-- Given information --
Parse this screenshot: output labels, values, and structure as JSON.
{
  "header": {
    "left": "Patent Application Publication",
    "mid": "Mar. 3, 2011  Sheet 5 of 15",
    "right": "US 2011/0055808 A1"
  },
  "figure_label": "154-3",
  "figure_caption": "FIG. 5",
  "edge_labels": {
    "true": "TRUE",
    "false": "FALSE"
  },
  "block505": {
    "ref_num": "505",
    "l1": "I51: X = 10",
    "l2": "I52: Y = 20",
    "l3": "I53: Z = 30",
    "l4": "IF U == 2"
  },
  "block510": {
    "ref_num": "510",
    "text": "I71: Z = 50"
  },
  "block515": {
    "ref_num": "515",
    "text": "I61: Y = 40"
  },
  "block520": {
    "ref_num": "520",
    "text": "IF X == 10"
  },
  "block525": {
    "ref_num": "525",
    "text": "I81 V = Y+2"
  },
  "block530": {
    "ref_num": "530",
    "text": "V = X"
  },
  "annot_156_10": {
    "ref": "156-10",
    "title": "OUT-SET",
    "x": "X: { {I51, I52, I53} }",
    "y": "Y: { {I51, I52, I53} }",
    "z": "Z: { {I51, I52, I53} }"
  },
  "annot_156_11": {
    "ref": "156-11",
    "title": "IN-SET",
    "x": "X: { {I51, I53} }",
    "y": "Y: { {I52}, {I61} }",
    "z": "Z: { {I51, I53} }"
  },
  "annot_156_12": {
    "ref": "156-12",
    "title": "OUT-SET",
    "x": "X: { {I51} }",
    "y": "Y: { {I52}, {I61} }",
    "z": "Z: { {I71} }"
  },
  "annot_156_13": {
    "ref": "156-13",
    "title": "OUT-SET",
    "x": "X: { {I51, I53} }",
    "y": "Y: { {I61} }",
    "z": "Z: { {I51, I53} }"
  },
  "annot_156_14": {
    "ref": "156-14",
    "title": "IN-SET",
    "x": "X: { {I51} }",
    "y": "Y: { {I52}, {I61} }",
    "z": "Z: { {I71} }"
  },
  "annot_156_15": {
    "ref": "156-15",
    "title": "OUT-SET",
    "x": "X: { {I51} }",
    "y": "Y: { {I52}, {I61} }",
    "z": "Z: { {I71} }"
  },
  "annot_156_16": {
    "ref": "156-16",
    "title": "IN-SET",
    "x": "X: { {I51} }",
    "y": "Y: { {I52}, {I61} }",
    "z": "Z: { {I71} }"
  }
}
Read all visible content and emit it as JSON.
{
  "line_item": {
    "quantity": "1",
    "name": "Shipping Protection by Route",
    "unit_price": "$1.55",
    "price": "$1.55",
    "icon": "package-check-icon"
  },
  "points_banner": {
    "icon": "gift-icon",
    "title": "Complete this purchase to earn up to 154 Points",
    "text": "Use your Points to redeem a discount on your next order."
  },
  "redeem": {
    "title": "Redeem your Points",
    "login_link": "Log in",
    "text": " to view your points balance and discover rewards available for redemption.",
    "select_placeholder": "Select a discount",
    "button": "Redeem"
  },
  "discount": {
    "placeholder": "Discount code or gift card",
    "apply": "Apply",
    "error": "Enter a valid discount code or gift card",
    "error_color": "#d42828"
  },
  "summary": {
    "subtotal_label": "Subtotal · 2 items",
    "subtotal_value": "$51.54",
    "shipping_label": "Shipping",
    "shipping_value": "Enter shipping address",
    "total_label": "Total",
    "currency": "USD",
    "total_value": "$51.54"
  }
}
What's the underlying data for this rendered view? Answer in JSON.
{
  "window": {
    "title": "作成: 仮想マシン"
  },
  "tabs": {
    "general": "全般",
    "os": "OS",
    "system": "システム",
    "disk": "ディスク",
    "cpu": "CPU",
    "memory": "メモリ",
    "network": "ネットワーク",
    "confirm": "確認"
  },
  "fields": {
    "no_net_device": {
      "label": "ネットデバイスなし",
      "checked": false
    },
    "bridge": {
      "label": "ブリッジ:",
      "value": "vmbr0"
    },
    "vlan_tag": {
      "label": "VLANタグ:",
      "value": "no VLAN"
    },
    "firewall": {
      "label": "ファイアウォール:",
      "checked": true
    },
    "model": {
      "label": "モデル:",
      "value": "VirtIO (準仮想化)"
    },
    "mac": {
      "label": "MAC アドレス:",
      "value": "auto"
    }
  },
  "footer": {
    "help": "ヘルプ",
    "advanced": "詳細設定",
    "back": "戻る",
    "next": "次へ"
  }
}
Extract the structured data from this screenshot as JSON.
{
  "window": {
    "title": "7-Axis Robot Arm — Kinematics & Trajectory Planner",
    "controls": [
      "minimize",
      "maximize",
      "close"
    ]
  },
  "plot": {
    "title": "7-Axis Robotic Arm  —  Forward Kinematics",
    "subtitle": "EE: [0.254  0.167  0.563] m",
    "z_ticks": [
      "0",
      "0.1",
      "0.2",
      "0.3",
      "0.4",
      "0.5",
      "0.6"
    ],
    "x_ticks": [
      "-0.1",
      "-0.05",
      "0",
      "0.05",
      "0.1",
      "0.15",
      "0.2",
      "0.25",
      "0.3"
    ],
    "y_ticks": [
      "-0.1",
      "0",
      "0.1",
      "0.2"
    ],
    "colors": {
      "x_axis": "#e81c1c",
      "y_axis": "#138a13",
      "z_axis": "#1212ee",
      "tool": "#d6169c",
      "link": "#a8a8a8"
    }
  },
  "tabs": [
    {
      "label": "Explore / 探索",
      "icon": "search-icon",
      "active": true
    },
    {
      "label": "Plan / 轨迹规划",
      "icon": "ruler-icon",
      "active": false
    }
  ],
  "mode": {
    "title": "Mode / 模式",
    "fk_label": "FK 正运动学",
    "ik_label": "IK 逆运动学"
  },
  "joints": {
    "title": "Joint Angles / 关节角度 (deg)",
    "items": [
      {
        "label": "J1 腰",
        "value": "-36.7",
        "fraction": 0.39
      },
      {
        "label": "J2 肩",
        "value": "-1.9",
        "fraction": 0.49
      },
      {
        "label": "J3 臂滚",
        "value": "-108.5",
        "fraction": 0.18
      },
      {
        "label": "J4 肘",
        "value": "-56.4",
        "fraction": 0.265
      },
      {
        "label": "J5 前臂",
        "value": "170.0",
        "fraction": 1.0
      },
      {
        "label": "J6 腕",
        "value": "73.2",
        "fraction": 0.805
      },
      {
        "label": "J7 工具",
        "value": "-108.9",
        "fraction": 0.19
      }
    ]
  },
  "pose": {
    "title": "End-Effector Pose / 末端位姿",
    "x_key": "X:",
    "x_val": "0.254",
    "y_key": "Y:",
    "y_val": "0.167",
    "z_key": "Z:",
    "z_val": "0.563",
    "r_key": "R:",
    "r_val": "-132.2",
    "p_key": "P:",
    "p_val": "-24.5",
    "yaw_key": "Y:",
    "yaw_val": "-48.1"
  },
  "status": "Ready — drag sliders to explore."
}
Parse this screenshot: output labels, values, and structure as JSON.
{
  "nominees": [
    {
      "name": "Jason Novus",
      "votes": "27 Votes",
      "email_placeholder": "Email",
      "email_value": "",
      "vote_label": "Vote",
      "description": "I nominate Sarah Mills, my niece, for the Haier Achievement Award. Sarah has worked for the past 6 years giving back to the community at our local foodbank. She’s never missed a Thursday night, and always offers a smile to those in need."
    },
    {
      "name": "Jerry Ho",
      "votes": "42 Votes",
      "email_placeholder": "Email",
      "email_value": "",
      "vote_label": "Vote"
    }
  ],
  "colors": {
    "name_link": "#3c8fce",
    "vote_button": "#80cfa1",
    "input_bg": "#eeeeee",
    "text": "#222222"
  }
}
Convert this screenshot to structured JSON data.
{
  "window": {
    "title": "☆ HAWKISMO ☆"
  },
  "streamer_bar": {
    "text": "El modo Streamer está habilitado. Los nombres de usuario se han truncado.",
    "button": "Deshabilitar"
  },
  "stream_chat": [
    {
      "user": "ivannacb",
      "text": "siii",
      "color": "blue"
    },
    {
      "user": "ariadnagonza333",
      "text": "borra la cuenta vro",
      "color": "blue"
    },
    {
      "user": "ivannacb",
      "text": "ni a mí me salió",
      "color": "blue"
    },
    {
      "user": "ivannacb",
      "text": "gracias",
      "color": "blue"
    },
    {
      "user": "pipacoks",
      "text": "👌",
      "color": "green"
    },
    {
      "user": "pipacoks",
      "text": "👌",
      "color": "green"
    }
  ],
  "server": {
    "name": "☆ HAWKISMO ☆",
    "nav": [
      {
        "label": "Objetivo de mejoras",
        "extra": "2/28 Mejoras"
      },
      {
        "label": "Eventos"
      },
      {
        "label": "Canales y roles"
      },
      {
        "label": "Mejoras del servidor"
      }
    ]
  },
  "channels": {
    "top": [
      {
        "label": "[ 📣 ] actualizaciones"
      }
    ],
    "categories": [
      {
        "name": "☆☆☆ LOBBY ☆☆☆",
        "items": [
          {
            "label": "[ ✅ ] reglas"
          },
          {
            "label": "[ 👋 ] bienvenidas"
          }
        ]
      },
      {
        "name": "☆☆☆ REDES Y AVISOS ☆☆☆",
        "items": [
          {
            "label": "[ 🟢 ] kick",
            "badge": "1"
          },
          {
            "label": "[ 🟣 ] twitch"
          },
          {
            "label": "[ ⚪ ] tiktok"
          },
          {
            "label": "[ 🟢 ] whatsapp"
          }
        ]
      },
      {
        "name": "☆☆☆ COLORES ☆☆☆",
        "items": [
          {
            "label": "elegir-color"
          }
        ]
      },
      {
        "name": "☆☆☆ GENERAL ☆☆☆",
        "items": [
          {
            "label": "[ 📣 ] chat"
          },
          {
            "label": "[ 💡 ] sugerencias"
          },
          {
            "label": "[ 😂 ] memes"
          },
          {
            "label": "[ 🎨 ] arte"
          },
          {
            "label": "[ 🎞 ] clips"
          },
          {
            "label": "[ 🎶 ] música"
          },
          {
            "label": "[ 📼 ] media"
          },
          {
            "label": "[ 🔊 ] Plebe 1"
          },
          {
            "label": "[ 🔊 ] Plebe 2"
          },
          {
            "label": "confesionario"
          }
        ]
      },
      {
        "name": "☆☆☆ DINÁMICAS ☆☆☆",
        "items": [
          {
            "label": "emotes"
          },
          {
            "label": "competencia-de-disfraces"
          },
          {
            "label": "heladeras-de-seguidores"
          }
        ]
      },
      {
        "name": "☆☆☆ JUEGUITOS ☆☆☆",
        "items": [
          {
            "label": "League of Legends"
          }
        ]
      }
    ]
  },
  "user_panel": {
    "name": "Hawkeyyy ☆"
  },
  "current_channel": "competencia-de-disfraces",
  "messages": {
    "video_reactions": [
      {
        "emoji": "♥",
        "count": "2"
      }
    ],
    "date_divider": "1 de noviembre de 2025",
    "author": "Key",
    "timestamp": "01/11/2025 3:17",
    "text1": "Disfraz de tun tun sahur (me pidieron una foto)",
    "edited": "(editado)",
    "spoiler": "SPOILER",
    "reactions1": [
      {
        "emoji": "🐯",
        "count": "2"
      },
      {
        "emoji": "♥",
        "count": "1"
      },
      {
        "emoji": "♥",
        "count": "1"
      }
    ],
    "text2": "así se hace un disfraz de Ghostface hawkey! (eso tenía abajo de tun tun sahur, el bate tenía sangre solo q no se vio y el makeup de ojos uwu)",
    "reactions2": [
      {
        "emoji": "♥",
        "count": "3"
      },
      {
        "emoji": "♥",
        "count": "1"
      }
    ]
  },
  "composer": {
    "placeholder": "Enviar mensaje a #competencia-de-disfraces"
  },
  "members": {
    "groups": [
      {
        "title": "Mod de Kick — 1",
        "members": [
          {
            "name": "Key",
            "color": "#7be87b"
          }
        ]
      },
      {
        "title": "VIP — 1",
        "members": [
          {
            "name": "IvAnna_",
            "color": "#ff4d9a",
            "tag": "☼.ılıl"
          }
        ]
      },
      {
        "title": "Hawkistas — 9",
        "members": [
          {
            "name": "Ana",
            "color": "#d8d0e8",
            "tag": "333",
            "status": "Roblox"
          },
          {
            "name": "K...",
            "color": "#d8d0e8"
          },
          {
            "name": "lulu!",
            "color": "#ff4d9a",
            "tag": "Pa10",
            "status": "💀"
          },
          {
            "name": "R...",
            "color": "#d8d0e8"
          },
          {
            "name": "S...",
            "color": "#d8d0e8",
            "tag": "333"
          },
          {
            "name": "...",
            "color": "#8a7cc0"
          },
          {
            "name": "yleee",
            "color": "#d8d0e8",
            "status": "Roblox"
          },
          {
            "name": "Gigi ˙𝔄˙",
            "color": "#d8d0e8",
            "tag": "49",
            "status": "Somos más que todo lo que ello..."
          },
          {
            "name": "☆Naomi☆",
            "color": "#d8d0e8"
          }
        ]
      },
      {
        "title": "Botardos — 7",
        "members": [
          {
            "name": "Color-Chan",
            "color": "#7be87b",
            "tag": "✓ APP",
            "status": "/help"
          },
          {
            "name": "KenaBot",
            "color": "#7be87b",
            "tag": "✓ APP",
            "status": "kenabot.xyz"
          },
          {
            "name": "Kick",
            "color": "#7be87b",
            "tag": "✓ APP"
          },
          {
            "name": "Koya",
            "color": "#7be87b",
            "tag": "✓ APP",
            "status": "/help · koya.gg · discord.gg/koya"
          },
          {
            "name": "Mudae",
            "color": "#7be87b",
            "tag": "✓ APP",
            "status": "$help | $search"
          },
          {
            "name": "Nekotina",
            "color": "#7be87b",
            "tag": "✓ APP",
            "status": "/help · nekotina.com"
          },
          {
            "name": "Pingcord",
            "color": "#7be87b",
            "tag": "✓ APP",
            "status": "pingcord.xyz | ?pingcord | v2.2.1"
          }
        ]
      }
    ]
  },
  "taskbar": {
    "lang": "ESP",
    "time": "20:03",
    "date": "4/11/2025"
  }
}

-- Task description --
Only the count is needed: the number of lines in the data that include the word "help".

-- Task output --
5